Page and application data records
▼
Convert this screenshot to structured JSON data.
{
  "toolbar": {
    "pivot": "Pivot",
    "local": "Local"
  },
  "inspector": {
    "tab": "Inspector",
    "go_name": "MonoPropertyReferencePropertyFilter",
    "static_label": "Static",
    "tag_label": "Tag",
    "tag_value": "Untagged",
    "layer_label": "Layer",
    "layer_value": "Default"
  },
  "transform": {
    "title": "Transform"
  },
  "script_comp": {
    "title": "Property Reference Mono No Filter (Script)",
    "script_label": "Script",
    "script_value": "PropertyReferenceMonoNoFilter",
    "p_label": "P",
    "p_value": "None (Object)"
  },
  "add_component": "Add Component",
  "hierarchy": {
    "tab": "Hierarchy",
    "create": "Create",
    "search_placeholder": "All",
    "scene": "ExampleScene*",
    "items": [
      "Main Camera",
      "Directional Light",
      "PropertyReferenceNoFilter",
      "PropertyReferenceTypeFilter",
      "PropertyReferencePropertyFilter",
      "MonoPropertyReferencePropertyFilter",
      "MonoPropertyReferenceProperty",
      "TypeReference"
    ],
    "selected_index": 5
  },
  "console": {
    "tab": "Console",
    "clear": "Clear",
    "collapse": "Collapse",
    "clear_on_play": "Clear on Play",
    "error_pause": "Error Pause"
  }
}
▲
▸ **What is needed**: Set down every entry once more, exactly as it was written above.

▸ **Task solution**:
Convert this screenshot to structured JSON data.
{
  "toolbar": {
    "pivot": "Pivot",
    "local": "Local"
  },
  "inspector": {
    "tab": "Inspector",
    "go_name": "MonoPropertyReferencePropertyFilter",
    "static_label": "Static",
    "tag_label": "Tag",
    "tag_value": "Untagged",
    "layer_label": "Layer",
    "layer_value": "Default"
  },
  "transform": {
    "title": "Transform"
  },
  "script_comp": {
    "title": "Property Reference Mono No Filter (Script)",
    "script_label": "Script",
    "script_value": "PropertyReferenceMonoNoFilter",
    "p_label": "P",
    "p_value": "None (Object)"
  },
  "add_component": "Add Component",
  "hierarchy": {
    "tab": "Hierarchy",
    "create": "Create",
    "search_placeholder": "All",
    "scene": "ExampleScene*",
    "items": [
      "Main Camera",
      "Directional Light",
      "PropertyReferenceNoFilter",
      "PropertyReferenceTypeFilter",
      "PropertyReferencePropertyFilter",
      "MonoPropertyReferencePropertyFilter",
      "MonoPropertyReferenceProperty",
      "TypeReference"
    ],
    "selected_index": 5
  },
  "console": {
    "tab": "Console",
    "clear": "Clear",
    "collapse": "Collapse",
    "clear_on_play": "Clear on Play",
    "error_pause": "Error Pause"
  }
}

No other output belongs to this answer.